All of the data should be reproduced word for word, though its pictures must be omitted.

******************************

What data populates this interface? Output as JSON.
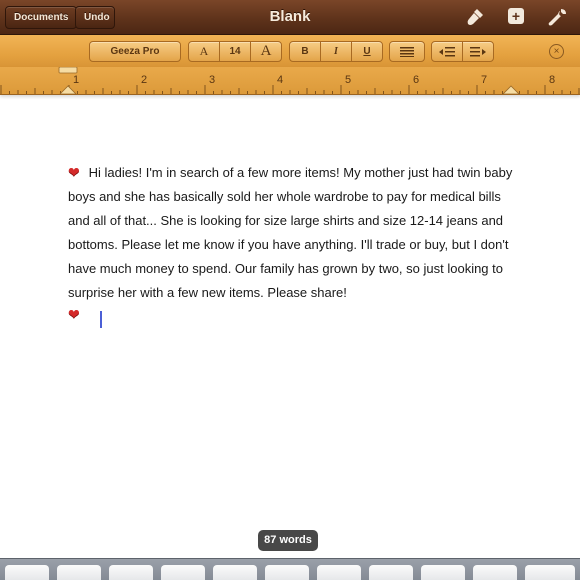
{
  "titlebar": {
    "documents_label": "Documents",
    "undo_label": "Undo",
    "title": "Blank",
    "icons": [
      "brush-icon",
      "add-icon",
      "wrench-icon"
    ]
  },
  "formatbar": {
    "font_name": "Geeza Pro",
    "font_decrease": "A",
    "font_size": "14",
    "font_increase": "A",
    "bold": "B",
    "italic": "I",
    "underline": "U",
    "close": "×"
  },
  "ruler": {
    "numbers": [
      "1",
      "2",
      "3",
      "4",
      "5",
      "6",
      "7",
      "8"
    ]
  },
  "document": {
    "text": "Hi ladies! I'm in search of a few more items! My mother just had twin baby boys and she has basically sold her whole wardrobe to pay for medical bills and all of that... She is looking for size large shirts and size 12-14 jeans and bottoms. Please let me know if you have anything. I'll trade or buy, but I don't have much money to spend. Our family has grown by two, so just looking to surprise her with a few new items. Please share!",
    "heart_glyph": "❤"
  },
  "status": {
    "word_count": "87 words"
  },
  "colors": {
    "titlebar": "#5f331b",
    "formatbar": "#e5a240",
    "caret": "#4b5fd6",
    "heart": "#d42a2a"
  }
}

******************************

» TASK RESULT:
What data populates this interface? Output as JSON.
{
  "titlebar": {
    "documents_label": "Documents",
    "undo_label": "Undo",
    "title": "Blank",
    "icons": [
      "brush-icon",
      "add-icon",
      "wrench-icon"
    ]
  },
  "formatbar": {
    "font_name": "Geeza Pro",
    "font_decrease": "A",
    "font_size": "14",
    "font_increase": "A",
    "bold": "B",
    "italic": "I",
    "underline": "U",
    "close": "×"
  },
  "ruler": {
    "numbers": [
      "1",
      "2",
      "3",
      "4",
      "5",
      "6",
      "7",
      "8"
    ]
  },
  "document": {
    "text": "Hi ladies! I'm in search of a few more items! My mother just had twin baby boys and she has basically sold her whole wardrobe to pay for medical bills and all of that... She is looking for size large shirts and size 12-14 jeans and bottoms. Please let me know if you have anything. I'll trade or buy, but I don't have much money to spend. Our family has grown by two, so just looking to surprise her with a few new items. Please share!",
    "heart_glyph": "❤"
  },
  "status": {
    "word_count": "87 words"
  },
  "colors": {
    "titlebar": "#5f331b",
    "formatbar": "#e5a240",
    "caret": "#4b5fd6",
    "heart": "#d42a2a"
  }
}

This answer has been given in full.